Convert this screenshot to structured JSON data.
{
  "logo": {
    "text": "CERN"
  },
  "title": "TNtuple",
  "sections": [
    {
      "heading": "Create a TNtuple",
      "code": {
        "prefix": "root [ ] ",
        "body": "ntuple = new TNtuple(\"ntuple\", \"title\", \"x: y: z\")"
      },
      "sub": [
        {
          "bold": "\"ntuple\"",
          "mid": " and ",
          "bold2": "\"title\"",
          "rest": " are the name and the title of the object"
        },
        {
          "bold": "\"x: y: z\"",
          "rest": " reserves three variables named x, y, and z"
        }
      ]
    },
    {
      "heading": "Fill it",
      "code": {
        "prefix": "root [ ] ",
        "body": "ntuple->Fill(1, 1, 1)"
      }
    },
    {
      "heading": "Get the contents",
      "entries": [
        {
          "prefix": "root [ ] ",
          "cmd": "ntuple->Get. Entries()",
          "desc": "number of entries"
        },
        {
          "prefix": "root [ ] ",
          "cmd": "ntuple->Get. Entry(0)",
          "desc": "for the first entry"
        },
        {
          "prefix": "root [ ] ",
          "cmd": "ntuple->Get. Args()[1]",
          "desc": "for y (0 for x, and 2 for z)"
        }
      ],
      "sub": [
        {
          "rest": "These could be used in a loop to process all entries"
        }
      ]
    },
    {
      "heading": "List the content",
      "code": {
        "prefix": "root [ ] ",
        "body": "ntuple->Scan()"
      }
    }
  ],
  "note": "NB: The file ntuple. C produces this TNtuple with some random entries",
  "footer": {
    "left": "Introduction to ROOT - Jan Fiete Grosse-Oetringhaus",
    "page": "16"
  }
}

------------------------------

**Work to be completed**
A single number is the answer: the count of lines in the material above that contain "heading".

**The completed task**
4